(RECORDS SUPPLIED)
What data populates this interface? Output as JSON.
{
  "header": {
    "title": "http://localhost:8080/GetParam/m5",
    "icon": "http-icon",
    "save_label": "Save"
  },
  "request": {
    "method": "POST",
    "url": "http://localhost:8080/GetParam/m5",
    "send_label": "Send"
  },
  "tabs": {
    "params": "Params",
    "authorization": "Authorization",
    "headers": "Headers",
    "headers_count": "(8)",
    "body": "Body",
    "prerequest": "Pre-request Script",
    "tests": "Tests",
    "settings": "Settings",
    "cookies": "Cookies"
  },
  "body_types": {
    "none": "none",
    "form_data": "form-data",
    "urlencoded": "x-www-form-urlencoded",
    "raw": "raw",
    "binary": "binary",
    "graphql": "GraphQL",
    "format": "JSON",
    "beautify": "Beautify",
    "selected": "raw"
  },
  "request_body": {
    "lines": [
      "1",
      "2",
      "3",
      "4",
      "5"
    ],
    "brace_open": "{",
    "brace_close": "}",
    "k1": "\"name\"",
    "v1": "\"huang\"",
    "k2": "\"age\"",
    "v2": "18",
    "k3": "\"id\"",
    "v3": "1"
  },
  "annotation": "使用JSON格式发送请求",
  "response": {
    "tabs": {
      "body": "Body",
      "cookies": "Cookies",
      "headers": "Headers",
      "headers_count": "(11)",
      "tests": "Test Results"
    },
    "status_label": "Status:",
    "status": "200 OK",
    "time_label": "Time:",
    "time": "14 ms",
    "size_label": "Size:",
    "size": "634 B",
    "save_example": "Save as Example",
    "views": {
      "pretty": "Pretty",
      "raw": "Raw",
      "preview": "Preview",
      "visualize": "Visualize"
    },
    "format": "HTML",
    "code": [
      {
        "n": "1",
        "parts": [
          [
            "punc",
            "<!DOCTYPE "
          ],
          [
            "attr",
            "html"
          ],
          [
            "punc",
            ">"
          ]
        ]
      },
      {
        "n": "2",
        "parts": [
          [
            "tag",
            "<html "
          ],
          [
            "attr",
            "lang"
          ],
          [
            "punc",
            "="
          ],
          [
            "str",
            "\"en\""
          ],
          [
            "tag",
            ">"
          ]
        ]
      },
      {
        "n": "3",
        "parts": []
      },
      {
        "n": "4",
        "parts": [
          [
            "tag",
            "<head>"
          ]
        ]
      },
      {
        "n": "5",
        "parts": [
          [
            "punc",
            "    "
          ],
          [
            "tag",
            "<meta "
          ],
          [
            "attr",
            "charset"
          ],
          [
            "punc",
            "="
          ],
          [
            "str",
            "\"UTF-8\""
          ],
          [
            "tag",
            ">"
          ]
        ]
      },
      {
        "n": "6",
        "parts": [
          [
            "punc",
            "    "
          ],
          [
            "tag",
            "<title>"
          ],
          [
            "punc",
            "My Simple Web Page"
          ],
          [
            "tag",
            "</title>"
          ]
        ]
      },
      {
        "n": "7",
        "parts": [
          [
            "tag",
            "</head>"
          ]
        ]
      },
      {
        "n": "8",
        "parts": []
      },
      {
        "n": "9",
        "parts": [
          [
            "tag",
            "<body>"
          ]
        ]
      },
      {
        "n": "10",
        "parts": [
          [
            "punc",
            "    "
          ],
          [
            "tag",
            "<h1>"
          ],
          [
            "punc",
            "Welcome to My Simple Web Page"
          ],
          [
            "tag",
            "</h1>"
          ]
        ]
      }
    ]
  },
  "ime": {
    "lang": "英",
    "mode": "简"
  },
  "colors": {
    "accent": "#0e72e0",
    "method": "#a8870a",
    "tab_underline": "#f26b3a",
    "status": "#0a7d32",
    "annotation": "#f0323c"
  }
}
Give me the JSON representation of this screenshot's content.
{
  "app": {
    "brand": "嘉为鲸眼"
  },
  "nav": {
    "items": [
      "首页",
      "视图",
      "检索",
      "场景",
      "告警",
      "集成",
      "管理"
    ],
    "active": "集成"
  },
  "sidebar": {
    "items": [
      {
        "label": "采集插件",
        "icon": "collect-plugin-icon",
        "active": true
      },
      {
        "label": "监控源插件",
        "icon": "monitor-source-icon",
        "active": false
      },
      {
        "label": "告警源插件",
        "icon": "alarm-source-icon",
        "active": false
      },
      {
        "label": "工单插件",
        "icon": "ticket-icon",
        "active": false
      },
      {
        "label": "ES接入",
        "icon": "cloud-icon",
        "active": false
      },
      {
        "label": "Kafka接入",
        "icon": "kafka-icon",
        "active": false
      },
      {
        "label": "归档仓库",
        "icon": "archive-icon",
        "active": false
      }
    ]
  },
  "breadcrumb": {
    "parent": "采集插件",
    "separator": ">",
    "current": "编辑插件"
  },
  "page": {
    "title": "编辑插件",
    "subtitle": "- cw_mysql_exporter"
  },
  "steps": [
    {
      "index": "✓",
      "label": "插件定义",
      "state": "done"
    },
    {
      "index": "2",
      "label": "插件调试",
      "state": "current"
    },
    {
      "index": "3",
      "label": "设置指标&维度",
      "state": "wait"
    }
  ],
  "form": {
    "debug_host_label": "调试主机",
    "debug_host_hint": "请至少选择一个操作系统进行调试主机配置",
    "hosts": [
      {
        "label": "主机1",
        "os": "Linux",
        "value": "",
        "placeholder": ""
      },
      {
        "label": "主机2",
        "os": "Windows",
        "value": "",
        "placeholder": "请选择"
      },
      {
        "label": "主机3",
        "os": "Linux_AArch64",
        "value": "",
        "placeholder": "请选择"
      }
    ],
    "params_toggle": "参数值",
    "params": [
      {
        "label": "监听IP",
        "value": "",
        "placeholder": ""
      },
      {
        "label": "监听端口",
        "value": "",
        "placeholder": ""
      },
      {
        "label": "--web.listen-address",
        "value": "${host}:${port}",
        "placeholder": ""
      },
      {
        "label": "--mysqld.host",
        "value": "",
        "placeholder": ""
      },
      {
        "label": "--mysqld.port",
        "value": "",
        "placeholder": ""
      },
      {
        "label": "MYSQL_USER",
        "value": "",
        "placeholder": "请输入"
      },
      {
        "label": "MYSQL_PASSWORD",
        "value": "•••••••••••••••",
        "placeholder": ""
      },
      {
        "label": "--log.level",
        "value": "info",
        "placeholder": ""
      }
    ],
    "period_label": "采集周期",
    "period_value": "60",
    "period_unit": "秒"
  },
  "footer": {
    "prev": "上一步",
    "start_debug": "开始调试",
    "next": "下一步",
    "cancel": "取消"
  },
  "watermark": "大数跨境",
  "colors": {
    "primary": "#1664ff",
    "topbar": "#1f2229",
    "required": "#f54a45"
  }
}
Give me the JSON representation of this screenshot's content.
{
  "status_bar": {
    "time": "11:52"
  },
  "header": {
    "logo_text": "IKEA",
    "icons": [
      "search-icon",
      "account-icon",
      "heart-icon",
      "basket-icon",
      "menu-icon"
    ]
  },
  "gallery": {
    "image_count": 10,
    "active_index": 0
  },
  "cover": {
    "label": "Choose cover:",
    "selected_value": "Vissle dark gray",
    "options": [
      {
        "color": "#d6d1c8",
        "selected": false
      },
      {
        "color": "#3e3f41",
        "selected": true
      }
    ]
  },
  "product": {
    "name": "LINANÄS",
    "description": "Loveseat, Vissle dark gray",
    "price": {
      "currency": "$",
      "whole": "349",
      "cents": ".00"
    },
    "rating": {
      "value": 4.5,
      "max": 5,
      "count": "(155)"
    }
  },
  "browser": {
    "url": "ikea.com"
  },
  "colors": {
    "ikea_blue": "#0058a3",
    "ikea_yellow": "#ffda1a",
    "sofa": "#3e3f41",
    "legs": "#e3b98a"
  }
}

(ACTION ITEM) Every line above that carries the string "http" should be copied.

(SOLUTION)
    "title": "http://localhost:8080/GetParam/m5",
    "icon": "http-icon",
    "url": "http://localhost:8080/GetParam/m5",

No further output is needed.